It’s the ultimate sugar fest along with the refined carbs and DEAD nutrients that don’t mean a damn thing.
3. The nutrition in your average cereal
As you can see in this nutrition label for Coco Pops, they claim it has:
- Vitamin D.
- Folic Acid (a synthetic version of vitamin B9).
- Vitamin B12.
Now let’s think about nature for a second. Where in Nature do grains or cereals have Vitamin D?
It doesn’t exist.
What about B12? Also doesn’t exist since you can only get it from animal products.

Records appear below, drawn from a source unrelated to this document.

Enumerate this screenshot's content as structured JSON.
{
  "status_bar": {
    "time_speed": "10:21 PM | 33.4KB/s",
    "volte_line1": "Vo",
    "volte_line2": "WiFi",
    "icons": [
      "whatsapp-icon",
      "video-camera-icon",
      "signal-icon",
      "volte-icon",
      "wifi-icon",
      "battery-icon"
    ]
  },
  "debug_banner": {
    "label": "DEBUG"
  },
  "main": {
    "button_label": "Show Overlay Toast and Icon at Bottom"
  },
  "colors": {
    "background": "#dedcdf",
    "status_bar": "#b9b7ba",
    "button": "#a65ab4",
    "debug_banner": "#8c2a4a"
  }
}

Calcium? Maybe. Iron? Not in any relevant form. And the same is true for the b vitamins.
Folic Acid in particular is the synthetic version of FOLATE, but made to sound authentic when it’s not.
In short, what they don’t tell you about cereal is it’s fortified to death with synthetic nutrients.
Frosties, Cheerios, I don’t care what cereal you mention. It’s the same shit.
4. Compatible diets for cereal
I hesitate to say it but it is what it is.
Compatible diets for cereal are simple and straightforward:
- Standard American Diet (SAD Diet).
- Western diet.
- Or any adaptation of these diets, regardless of your country.
It’s compatible because that’s where cereal comes from. But it doesn’t mean it’s healthy.
5. Incompatible diets for cereal
If you’re serious about physical, mental, and biological health, you don’t want cereal in your diet.
Incompatible diets for cereals:
- Ketogenic diet.
- Carnivore diet.
- Lion diet.
- Ketovore diet.
- Vegan diet (assuming you avoid “vegan” labelled products).
- Low-carb diets.
- Palaeolithic ketogenic diet.
Or any diet that prioritizes health and at the least, focuses on healthy carbs.
That means NO refined carbs in the slightest. Vegetables come in that category, as well as fruits which are mostly OK depending on your physiology.
Should you eat cereal on any diet?
If you were to ask me, the answer is NO. If you were to ask someone who takes their health seriously, the answer would also be NO.
Why? Because everyone agrees that sugar is unhealthy, and so are refined carbs.
The former is more agreeable than the latter, but that’s irrelevant.
- Full of dead nutrients.
- Loaded with bullshit synthetic vitamins.
- Have too much sugar.
- Encourage you to overeat.
- Encourage abnormal portion sizes.
- Are marketed with disingenuous intentions and false claims.
It shouldn’t be part of any diet and never used to be until food became a business of refining products to death, GMOs, altering, and profit over health and prosperity.
Carbohydrates in cereals are best avoided.